* _Exercise instructions_
Go through the listing and pick out each line with the word "connector" in it.

* _Task data_
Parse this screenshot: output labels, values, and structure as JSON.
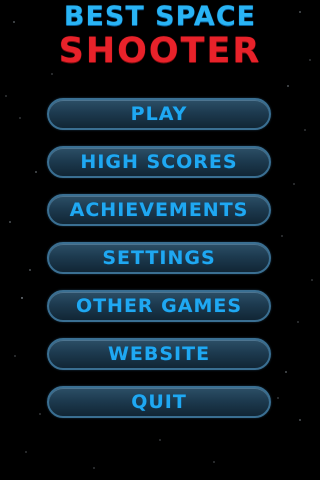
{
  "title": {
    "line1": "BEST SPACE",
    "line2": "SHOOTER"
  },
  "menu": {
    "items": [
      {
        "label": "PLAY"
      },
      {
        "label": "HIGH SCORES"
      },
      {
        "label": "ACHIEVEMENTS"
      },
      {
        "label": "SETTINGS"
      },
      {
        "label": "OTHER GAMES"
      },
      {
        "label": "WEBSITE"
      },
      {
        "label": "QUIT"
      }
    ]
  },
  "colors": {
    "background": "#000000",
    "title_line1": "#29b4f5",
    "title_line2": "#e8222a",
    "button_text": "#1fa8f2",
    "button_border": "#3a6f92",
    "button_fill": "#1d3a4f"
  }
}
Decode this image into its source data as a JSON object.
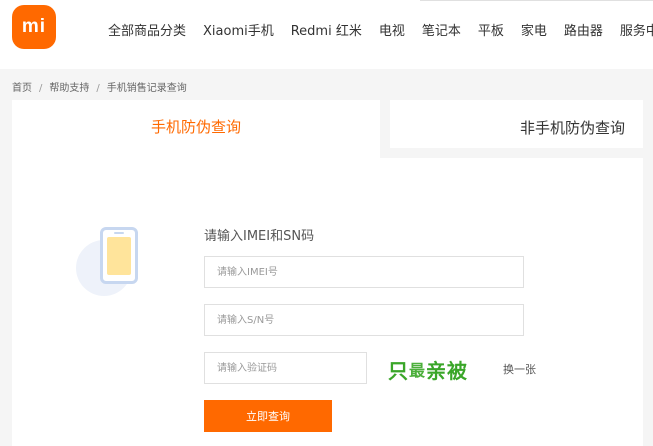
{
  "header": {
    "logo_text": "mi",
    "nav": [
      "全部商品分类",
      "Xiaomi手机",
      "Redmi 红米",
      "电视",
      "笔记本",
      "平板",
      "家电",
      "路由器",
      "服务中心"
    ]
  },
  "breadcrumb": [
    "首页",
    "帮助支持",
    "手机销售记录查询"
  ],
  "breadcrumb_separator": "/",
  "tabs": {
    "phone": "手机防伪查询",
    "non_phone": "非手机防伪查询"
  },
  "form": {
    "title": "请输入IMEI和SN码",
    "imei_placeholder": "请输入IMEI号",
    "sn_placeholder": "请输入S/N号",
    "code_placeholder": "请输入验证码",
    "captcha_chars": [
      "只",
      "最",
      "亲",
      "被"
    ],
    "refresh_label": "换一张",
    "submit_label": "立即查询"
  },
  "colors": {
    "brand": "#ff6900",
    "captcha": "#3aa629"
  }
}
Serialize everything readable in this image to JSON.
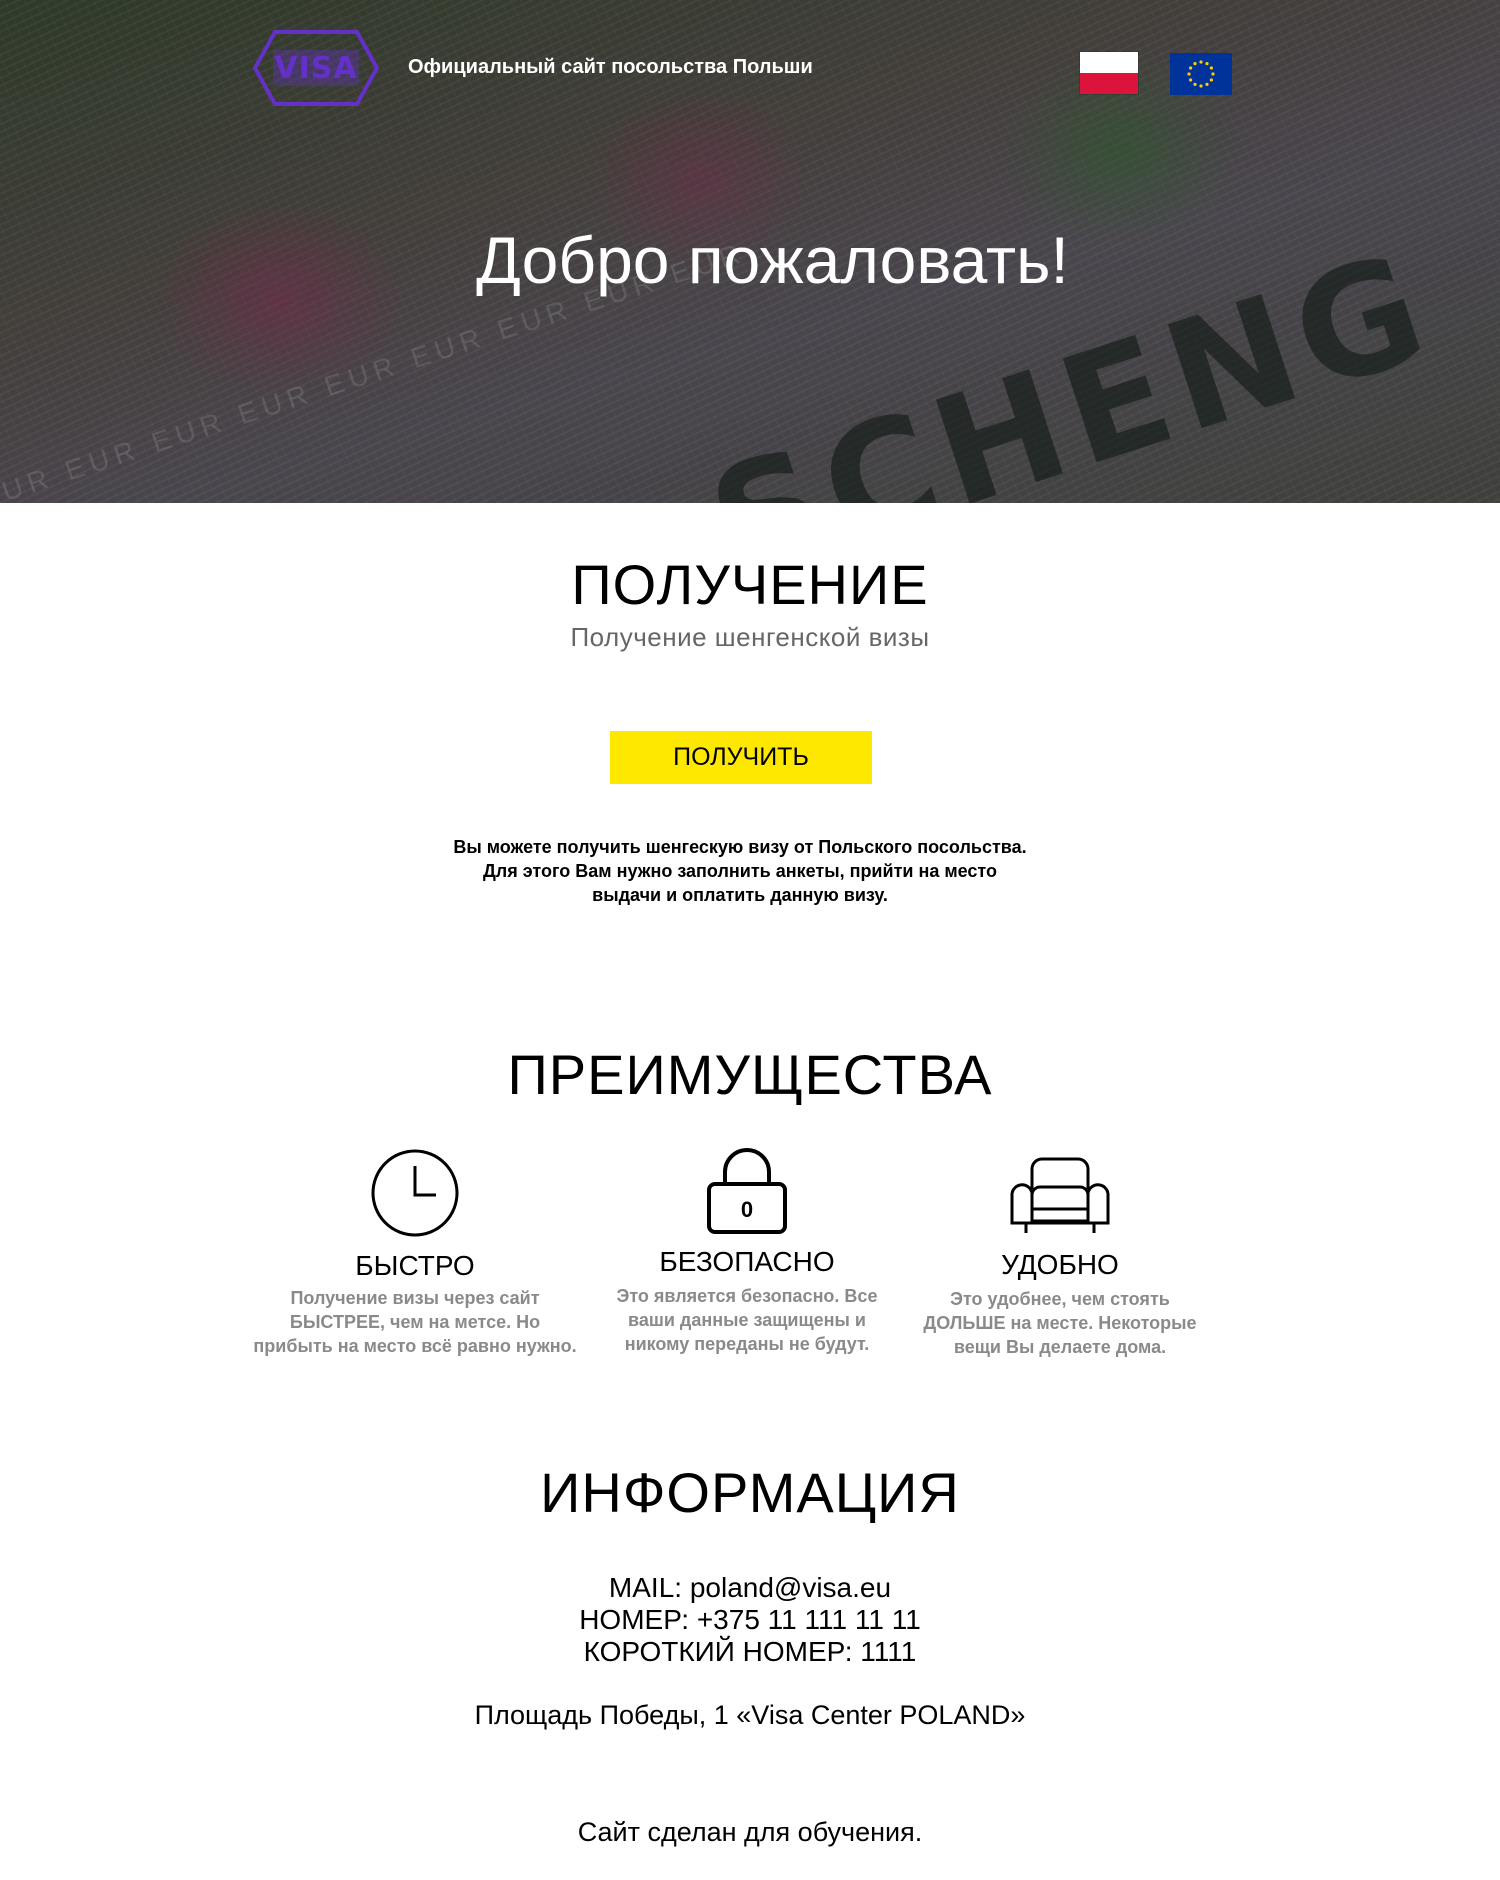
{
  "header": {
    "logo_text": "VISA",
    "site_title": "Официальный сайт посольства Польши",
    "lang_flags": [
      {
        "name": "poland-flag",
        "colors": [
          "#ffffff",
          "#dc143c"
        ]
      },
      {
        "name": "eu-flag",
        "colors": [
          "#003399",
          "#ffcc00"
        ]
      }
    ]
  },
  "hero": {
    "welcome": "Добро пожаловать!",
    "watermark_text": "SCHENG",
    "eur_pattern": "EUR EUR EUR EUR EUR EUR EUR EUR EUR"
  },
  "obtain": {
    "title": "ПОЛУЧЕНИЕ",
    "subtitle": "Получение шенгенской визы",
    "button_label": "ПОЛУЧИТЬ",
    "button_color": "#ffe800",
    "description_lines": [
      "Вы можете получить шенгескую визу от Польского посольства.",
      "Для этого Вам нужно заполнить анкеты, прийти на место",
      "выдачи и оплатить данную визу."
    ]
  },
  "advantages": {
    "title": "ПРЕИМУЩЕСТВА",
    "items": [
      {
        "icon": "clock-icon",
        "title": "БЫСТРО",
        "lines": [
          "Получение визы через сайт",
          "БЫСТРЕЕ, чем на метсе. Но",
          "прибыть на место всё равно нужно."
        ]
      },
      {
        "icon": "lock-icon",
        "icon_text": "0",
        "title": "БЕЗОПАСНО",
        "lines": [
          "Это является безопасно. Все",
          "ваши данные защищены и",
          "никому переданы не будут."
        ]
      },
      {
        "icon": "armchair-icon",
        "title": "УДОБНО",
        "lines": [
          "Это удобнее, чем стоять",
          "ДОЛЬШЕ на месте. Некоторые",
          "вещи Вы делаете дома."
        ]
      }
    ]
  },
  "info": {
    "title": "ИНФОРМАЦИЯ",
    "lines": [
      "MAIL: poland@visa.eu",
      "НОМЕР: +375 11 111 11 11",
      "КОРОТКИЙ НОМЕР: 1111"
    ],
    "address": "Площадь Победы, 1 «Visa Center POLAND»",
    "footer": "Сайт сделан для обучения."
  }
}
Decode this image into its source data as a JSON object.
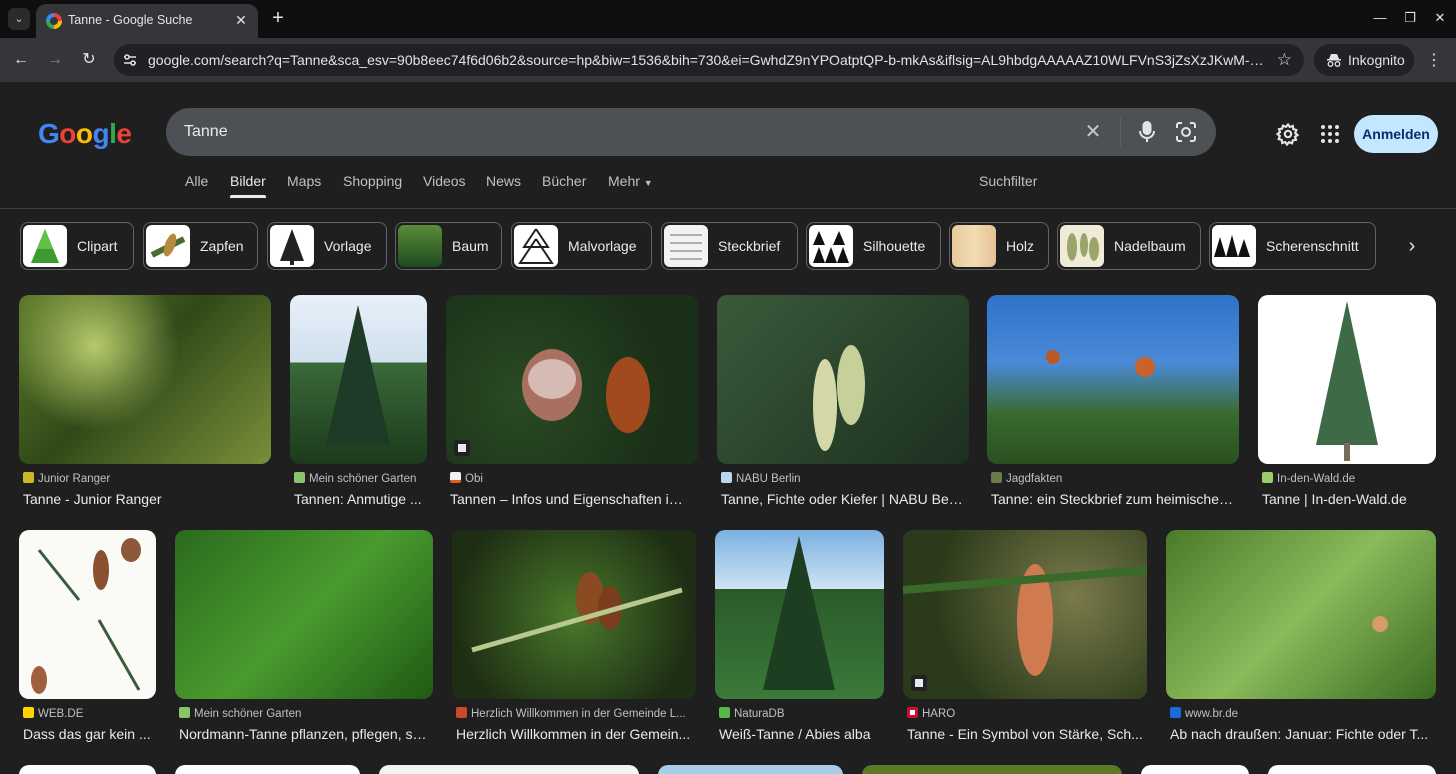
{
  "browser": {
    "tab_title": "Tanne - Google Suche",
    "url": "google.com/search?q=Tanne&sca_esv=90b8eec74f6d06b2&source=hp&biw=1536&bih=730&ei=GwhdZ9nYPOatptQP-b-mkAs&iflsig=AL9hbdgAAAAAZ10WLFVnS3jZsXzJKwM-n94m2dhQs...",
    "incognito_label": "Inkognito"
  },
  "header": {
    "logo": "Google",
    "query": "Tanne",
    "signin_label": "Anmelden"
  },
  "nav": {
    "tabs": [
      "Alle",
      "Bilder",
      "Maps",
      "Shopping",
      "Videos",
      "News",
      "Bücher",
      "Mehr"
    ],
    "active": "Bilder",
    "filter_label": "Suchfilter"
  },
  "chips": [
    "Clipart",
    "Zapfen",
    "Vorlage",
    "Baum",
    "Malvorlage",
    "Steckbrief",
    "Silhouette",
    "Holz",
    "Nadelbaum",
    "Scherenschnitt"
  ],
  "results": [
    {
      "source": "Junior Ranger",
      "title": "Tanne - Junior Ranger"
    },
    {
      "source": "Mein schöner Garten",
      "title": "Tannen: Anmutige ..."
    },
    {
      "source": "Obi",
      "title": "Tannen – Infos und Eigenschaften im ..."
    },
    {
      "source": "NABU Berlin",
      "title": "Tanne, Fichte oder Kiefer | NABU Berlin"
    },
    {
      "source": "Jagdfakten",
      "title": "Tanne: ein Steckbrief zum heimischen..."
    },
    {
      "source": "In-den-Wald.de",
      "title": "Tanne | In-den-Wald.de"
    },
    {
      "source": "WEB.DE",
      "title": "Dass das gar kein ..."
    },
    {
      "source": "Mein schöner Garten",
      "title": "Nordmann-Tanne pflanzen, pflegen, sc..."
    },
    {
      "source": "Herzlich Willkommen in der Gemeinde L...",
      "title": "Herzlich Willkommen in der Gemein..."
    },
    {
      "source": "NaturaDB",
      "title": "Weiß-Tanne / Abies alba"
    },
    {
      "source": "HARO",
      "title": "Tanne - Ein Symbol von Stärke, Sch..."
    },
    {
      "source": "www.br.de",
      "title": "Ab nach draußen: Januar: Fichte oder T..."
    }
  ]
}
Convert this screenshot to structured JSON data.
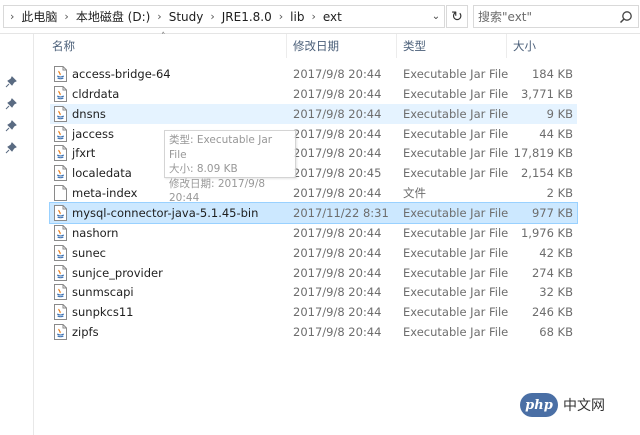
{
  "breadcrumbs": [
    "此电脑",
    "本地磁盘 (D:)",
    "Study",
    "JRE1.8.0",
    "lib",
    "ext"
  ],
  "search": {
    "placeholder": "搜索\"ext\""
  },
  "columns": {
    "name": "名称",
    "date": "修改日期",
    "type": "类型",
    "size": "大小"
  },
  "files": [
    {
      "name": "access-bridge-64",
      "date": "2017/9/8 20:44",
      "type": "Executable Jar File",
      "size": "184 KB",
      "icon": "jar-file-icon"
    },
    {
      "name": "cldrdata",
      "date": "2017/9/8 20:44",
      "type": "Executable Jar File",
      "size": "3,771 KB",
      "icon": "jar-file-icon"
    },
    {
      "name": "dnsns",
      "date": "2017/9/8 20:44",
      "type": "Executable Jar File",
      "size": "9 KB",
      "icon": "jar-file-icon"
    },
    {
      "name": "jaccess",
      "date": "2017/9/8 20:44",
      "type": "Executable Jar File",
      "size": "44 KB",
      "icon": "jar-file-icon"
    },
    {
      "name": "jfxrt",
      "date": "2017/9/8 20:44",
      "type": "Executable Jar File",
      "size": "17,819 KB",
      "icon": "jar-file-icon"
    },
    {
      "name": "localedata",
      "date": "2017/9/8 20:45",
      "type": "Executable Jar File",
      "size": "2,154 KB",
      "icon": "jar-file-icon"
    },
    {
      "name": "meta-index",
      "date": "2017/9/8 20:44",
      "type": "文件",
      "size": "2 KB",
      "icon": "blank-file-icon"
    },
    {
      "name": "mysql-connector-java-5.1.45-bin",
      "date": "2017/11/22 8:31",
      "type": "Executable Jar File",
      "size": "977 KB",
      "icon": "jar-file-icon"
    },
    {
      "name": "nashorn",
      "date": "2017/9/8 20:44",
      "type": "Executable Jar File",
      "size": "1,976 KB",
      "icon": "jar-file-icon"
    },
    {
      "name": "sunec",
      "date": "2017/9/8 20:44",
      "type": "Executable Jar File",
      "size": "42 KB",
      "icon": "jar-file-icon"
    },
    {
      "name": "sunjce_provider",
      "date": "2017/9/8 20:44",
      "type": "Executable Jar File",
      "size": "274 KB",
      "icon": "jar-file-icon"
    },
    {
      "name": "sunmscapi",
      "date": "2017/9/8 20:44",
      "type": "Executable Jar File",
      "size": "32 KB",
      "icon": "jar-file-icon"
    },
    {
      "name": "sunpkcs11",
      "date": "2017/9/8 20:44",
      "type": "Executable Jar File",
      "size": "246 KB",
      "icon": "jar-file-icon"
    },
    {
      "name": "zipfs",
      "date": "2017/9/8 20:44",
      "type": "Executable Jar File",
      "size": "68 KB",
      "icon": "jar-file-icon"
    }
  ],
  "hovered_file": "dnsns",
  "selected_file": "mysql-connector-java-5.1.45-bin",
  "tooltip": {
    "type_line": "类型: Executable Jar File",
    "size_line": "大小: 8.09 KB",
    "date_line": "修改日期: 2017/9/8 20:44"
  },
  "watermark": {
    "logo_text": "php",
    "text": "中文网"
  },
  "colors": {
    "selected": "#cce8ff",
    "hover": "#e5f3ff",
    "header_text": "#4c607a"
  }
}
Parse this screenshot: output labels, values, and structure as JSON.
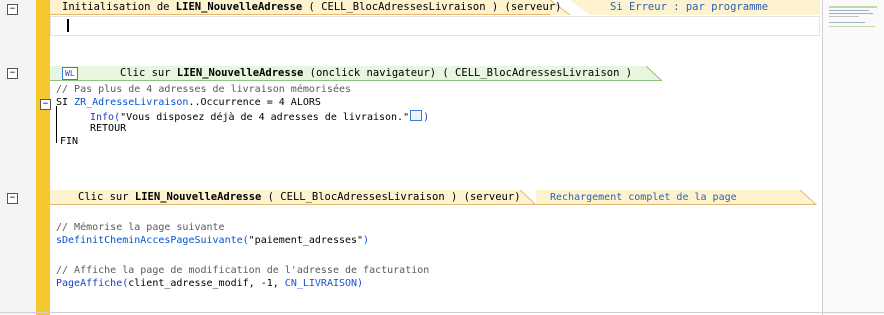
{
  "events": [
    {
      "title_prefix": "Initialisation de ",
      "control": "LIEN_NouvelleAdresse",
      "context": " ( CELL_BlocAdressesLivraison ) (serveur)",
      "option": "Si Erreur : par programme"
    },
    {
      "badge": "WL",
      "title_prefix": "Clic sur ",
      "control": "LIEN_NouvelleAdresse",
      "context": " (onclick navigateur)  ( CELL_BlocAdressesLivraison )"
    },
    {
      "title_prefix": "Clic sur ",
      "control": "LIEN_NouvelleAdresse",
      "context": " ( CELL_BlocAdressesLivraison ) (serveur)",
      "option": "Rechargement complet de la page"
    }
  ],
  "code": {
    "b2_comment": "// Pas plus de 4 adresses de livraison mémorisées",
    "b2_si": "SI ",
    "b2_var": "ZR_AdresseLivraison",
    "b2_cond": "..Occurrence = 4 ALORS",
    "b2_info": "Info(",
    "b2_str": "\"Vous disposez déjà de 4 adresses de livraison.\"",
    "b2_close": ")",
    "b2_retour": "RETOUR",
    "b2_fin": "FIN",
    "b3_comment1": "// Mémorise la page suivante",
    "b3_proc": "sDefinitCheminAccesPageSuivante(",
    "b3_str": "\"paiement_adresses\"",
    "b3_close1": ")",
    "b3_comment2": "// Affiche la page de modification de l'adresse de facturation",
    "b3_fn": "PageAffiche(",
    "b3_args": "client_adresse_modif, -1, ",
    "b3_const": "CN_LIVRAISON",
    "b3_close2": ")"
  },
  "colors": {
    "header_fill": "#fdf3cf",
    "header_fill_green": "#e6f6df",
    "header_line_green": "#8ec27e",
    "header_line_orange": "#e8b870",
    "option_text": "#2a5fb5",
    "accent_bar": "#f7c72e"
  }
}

* _Answer box_
      "name": "mysql-connector-java-5.1.45-bin",
  "selected_file": "mysql-connector-java-5.1.45-bin",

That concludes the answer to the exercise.